Count the lines in the data below where the string "this" occurs, please, and give the number alone.

Stored entries

■ ■ ■ ■ ■

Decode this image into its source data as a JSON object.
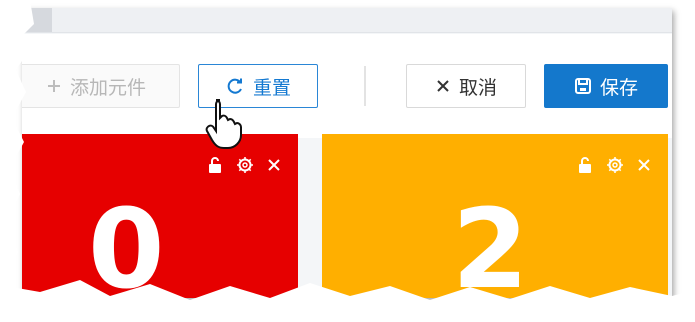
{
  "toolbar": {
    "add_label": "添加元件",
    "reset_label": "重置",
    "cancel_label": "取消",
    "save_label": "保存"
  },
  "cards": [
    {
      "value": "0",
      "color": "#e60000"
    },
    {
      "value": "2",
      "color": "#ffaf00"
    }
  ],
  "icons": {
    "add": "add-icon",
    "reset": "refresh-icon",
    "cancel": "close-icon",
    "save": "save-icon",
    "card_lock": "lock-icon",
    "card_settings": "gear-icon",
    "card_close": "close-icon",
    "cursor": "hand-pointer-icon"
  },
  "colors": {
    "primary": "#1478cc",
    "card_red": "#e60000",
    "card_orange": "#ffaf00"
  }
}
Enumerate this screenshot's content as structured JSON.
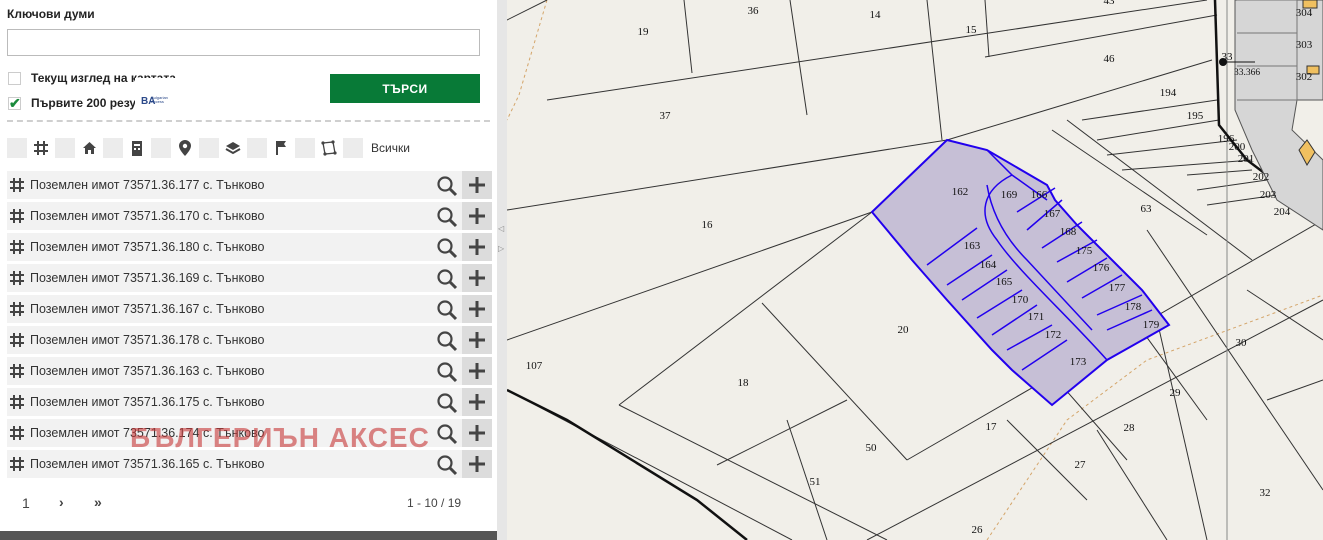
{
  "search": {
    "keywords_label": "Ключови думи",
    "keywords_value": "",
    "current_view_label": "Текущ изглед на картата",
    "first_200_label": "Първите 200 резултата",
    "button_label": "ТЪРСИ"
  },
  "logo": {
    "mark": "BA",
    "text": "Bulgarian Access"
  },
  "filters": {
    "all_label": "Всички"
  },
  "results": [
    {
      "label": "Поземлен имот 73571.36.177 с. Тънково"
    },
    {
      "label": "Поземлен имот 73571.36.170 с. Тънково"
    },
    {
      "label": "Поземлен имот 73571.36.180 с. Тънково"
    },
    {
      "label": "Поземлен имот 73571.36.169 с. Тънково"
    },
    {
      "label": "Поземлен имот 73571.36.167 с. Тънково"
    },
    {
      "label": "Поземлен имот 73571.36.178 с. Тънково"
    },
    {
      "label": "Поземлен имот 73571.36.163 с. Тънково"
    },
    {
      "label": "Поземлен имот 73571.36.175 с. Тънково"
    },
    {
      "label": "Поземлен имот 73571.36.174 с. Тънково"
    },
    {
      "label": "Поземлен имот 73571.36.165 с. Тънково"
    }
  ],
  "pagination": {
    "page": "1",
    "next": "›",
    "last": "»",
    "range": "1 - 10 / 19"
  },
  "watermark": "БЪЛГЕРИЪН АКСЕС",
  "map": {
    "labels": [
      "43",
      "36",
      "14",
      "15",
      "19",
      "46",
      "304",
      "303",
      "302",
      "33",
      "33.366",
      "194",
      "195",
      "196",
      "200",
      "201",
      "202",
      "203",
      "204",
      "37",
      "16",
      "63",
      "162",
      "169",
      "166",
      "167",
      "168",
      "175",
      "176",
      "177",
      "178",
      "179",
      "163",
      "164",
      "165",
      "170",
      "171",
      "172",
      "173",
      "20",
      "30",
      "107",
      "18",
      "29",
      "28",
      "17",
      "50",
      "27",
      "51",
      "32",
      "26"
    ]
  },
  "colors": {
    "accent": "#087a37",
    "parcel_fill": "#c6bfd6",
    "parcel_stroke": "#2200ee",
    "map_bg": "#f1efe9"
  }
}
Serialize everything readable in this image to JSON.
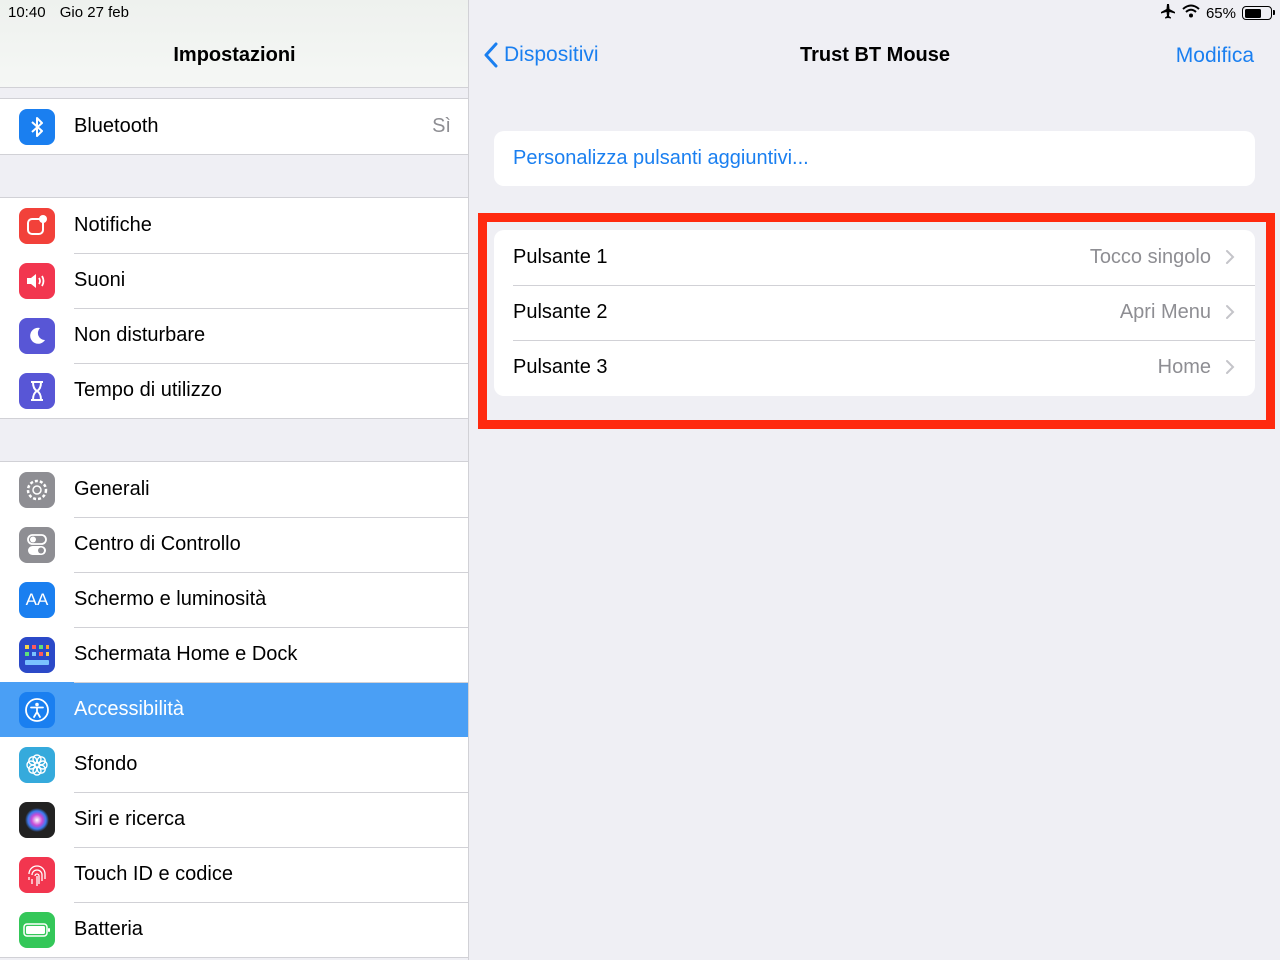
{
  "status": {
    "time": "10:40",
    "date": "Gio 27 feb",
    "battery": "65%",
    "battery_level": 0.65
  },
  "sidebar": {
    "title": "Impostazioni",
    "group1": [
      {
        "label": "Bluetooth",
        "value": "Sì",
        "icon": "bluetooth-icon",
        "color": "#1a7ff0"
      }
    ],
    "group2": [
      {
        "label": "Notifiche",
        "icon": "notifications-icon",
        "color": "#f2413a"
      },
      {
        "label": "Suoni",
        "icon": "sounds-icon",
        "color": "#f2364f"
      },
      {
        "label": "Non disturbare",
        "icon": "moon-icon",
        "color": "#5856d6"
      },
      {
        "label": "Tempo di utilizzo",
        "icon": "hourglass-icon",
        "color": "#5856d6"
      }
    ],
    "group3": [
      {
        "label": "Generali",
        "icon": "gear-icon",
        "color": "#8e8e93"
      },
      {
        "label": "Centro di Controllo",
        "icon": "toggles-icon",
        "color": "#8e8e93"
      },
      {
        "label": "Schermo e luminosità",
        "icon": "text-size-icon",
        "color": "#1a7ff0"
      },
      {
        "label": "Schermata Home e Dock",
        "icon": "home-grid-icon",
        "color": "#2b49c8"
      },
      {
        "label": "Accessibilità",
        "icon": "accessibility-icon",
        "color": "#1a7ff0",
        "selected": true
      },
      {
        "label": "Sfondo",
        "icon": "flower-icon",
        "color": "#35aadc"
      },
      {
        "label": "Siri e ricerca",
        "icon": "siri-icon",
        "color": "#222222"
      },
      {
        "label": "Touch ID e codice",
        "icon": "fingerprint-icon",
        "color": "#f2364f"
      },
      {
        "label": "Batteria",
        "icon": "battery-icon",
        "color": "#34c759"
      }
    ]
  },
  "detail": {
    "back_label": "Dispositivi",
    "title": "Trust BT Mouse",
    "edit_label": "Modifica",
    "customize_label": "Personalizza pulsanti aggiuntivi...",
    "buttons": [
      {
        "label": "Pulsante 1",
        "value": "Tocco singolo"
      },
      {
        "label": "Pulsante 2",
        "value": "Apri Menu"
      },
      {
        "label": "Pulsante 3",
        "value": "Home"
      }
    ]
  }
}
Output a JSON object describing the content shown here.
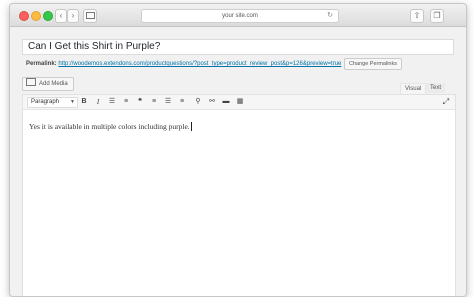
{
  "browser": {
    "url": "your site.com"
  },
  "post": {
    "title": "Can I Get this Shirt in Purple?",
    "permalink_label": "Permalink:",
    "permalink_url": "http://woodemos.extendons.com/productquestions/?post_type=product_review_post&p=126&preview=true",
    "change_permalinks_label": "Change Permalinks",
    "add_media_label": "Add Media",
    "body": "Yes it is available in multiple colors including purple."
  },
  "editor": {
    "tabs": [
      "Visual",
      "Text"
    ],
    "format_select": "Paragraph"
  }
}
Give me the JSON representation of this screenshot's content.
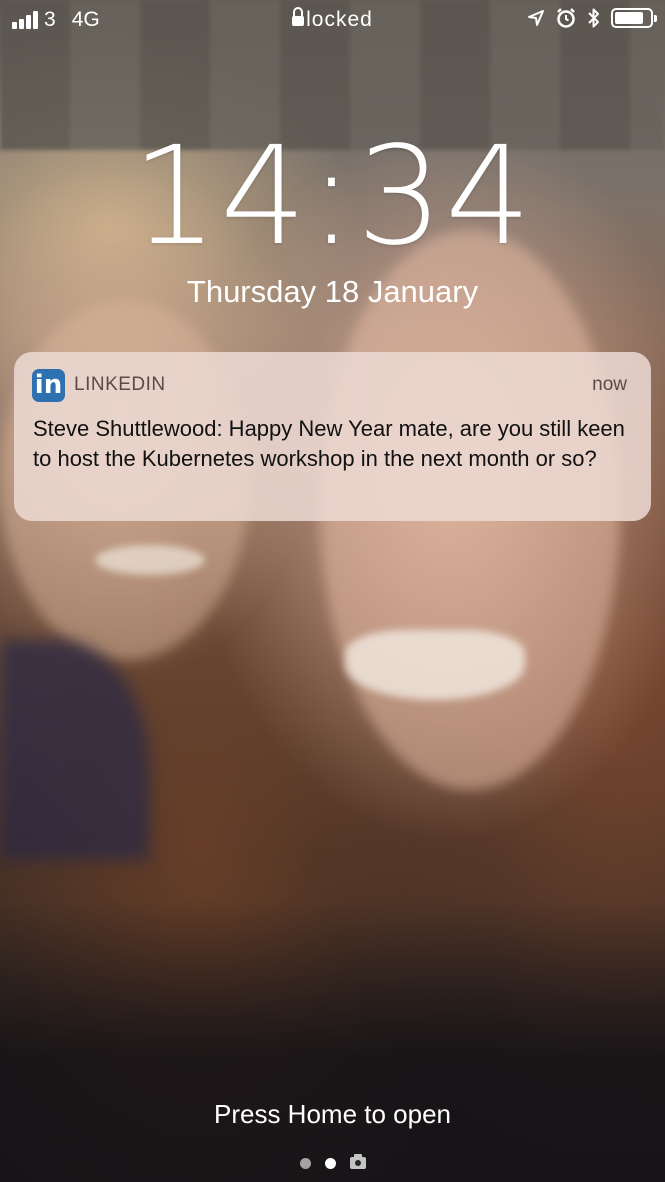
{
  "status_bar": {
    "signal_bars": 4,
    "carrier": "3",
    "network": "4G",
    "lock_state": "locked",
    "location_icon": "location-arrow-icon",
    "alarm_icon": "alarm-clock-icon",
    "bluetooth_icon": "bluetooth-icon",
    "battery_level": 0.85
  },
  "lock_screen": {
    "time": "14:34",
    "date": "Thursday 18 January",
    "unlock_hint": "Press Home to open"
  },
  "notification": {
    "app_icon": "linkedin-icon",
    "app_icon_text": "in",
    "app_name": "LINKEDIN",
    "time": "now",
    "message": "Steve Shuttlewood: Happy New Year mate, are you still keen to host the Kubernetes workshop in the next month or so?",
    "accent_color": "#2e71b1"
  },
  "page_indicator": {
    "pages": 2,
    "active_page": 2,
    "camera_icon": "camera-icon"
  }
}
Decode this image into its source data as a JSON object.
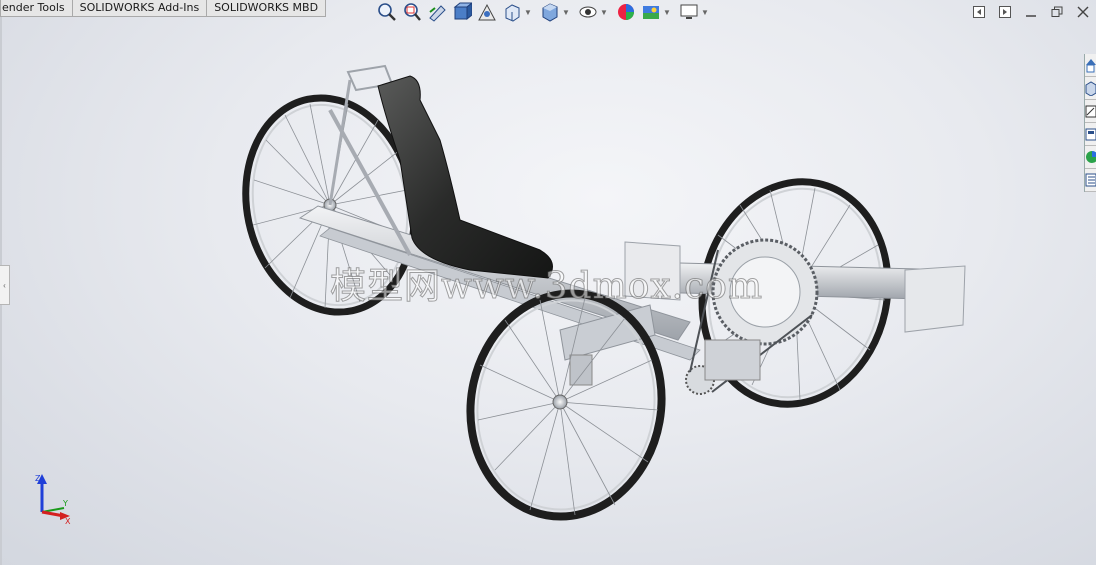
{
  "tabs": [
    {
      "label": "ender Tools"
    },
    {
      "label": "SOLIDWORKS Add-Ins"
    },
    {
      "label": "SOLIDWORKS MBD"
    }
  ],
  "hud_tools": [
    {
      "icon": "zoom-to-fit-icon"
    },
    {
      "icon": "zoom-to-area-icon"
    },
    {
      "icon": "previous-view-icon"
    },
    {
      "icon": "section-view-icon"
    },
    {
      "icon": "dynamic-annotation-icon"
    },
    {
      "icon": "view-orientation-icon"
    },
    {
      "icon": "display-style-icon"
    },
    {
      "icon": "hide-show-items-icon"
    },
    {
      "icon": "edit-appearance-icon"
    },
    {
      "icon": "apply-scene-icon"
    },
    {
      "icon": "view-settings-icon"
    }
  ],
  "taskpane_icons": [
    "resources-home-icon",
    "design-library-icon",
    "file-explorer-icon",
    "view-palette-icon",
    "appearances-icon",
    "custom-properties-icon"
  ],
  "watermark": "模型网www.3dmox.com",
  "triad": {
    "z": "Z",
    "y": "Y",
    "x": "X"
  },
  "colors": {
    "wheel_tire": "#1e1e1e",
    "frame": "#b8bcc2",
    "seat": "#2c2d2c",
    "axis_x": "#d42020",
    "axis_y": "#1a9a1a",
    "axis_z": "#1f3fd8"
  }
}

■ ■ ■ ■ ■

- [Output of the exercise] 6